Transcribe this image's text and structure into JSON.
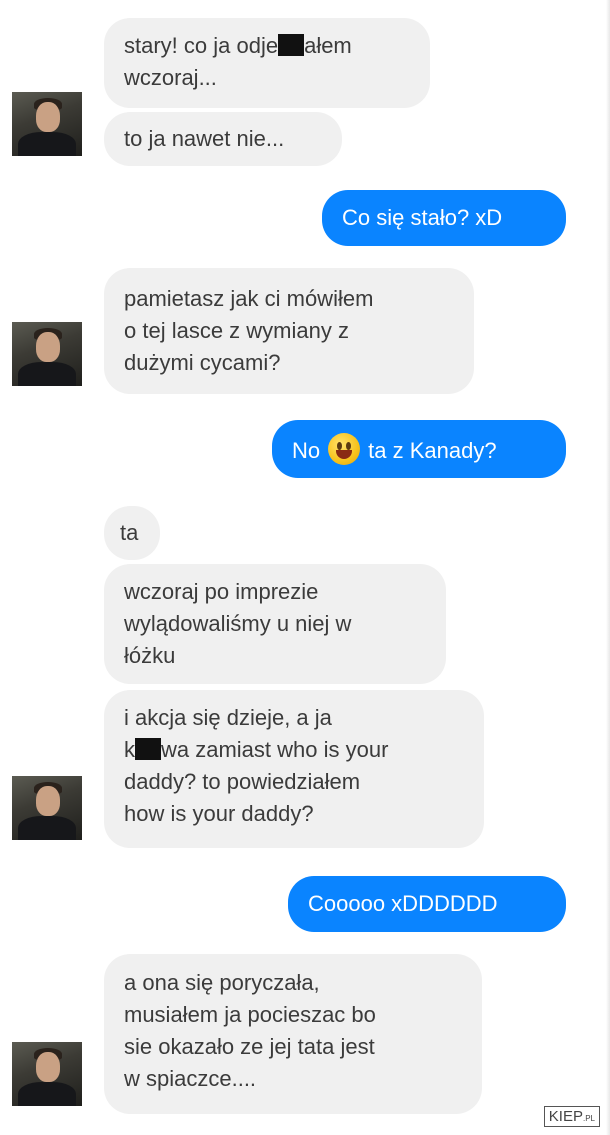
{
  "messages": [
    {
      "side": "in",
      "text_a": "stary! co ja odje",
      "text_b": "ałem\nwczoraj..."
    },
    {
      "side": "in",
      "text": "to ja nawet nie..."
    },
    {
      "side": "out",
      "text": "Co się stało? xD"
    },
    {
      "side": "in",
      "text": "pamietasz jak ci mówiłem\no tej lasce z wymiany z\ndużymi cycami?"
    },
    {
      "side": "out",
      "text_a": "No",
      "text_b": "ta z Kanady?",
      "emoji": "grinning-face"
    },
    {
      "side": "in",
      "text": "ta"
    },
    {
      "side": "in",
      "text": "wczoraj po imprezie\nwylądowaliśmy u niej w\nłóżku"
    },
    {
      "side": "in",
      "text_a": "i akcja się dzieje, a ja\nk",
      "text_b": "wa zamiast who is your\ndaddy? to powiedziałem\nhow is your daddy?"
    },
    {
      "side": "out",
      "text": "Cooooo xDDDDDD"
    },
    {
      "side": "in",
      "text": "a ona się poryczała,\nmusiałem ja pocieszac bo\nsie okazało ze jej tata jest\nw spiaczce...."
    }
  ],
  "colors": {
    "incoming": "#f0f0f0",
    "outgoing": "#0a84ff"
  },
  "watermark": {
    "text": "KIEP",
    "suffix": ".PL"
  }
}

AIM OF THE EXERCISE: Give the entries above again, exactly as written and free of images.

COMPLETED TASK:
Transcribe this image's text and structure into JSON.
{
  "messages": [
    {
      "side": "in",
      "text_a": "stary! co ja odje",
      "text_b": "ałem\nwczoraj..."
    },
    {
      "side": "in",
      "text": "to ja nawet nie..."
    },
    {
      "side": "out",
      "text": "Co się stało? xD"
    },
    {
      "side": "in",
      "text": "pamietasz jak ci mówiłem\no tej lasce z wymiany z\ndużymi cycami?"
    },
    {
      "side": "out",
      "text_a": "No",
      "text_b": "ta z Kanady?",
      "emoji": "grinning-face"
    },
    {
      "side": "in",
      "text": "ta"
    },
    {
      "side": "in",
      "text": "wczoraj po imprezie\nwylądowaliśmy u niej w\nłóżku"
    },
    {
      "side": "in",
      "text_a": "i akcja się dzieje, a ja\nk",
      "text_b": "wa zamiast who is your\ndaddy? to powiedziałem\nhow is your daddy?"
    },
    {
      "side": "out",
      "text": "Cooooo xDDDDDD"
    },
    {
      "side": "in",
      "text": "a ona się poryczała,\nmusiałem ja pocieszac bo\nsie okazało ze jej tata jest\nw spiaczce...."
    }
  ],
  "colors": {
    "incoming": "#f0f0f0",
    "outgoing": "#0a84ff"
  },
  "watermark": {
    "text": "KIEP",
    "suffix": ".PL"
  }
}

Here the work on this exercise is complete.